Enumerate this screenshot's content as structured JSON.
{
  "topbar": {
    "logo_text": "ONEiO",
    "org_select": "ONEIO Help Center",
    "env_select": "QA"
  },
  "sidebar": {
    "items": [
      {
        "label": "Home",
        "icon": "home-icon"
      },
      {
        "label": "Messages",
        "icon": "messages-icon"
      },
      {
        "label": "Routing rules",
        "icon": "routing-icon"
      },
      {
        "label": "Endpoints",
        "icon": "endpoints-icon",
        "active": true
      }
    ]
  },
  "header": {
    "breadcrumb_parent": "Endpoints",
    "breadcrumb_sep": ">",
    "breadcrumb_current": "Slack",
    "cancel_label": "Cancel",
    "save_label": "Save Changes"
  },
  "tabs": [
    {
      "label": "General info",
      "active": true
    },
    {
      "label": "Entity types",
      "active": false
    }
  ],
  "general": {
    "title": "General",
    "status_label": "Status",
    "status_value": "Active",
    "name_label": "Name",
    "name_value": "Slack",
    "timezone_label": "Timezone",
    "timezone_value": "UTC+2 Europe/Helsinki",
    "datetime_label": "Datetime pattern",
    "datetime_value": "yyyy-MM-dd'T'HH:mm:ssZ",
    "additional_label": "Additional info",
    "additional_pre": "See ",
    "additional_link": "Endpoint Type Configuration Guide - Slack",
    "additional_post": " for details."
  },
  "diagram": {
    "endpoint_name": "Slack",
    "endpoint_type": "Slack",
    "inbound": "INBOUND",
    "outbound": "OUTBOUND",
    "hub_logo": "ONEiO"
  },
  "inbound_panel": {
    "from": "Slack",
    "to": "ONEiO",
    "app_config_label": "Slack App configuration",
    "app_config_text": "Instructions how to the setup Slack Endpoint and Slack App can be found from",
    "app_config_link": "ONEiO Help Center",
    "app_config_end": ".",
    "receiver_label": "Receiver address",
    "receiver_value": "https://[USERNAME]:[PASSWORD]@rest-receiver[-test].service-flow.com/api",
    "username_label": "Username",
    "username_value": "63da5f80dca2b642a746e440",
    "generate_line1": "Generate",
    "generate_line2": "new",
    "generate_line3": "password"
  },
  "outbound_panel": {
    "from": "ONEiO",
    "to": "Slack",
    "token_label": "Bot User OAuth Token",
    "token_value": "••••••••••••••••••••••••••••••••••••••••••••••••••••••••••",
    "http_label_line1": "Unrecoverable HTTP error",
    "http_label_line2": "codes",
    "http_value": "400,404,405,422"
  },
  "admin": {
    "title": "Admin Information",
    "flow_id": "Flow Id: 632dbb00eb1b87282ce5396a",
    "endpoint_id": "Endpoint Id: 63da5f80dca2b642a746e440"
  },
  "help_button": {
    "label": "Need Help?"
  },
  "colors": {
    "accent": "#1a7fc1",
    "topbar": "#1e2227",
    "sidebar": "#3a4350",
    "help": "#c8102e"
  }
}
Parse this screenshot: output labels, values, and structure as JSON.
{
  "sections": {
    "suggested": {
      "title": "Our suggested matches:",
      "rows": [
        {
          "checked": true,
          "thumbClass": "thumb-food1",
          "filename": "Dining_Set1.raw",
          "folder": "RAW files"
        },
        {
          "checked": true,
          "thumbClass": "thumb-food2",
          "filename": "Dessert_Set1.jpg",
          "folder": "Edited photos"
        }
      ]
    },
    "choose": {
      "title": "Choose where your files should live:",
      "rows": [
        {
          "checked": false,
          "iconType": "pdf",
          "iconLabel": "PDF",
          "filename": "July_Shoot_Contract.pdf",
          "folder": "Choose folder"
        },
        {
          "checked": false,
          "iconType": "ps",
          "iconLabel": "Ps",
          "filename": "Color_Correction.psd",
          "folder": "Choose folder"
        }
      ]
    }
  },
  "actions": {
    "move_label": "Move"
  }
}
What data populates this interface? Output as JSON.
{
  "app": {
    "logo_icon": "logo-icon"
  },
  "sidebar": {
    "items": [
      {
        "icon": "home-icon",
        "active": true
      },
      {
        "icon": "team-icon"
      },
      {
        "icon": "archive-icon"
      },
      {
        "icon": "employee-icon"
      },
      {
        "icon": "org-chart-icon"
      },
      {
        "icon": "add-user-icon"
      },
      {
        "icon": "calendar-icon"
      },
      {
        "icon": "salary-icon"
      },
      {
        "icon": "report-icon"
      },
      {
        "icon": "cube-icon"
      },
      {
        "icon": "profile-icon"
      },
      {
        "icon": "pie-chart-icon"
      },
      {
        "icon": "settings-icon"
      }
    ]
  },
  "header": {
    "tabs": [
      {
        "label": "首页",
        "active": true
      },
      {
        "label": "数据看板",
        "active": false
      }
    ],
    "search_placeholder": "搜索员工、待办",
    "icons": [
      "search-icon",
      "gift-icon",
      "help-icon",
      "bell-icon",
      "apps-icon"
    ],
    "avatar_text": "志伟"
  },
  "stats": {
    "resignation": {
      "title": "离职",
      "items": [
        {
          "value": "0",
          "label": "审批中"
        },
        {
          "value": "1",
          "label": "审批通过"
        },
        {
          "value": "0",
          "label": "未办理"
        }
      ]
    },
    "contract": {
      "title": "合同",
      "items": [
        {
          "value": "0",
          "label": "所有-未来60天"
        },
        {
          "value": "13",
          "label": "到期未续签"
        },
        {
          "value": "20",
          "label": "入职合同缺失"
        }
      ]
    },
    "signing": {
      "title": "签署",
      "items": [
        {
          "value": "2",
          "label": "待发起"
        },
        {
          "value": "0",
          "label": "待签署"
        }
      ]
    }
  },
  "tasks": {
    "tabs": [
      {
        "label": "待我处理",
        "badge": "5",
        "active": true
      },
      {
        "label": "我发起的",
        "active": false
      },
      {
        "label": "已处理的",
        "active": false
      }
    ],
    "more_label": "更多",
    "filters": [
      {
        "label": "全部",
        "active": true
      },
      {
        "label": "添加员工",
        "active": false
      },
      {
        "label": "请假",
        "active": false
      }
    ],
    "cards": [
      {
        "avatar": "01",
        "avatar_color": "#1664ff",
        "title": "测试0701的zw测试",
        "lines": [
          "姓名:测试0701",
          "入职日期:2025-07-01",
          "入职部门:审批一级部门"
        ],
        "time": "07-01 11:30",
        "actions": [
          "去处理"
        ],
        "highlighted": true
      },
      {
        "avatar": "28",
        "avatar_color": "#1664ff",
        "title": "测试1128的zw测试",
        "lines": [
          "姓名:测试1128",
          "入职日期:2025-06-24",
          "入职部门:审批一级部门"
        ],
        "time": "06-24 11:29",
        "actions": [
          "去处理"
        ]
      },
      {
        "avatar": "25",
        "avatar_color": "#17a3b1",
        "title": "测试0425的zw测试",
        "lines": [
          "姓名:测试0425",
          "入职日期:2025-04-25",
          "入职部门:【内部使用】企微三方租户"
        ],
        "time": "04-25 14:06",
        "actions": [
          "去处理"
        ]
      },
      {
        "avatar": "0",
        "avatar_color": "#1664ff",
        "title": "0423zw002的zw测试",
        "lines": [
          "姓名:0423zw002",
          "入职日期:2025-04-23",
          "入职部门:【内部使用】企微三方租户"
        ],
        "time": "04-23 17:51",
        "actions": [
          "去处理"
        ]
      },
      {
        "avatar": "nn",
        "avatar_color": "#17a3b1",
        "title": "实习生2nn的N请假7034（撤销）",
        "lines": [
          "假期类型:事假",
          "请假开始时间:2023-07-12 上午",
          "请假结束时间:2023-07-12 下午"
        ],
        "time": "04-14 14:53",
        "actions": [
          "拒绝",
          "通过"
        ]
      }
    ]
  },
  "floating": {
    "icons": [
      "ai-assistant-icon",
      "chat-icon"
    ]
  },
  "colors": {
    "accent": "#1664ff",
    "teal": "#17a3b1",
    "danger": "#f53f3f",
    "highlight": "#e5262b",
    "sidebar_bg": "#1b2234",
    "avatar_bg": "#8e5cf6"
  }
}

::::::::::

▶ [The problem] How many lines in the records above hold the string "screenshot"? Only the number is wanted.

▶ [Task output] 2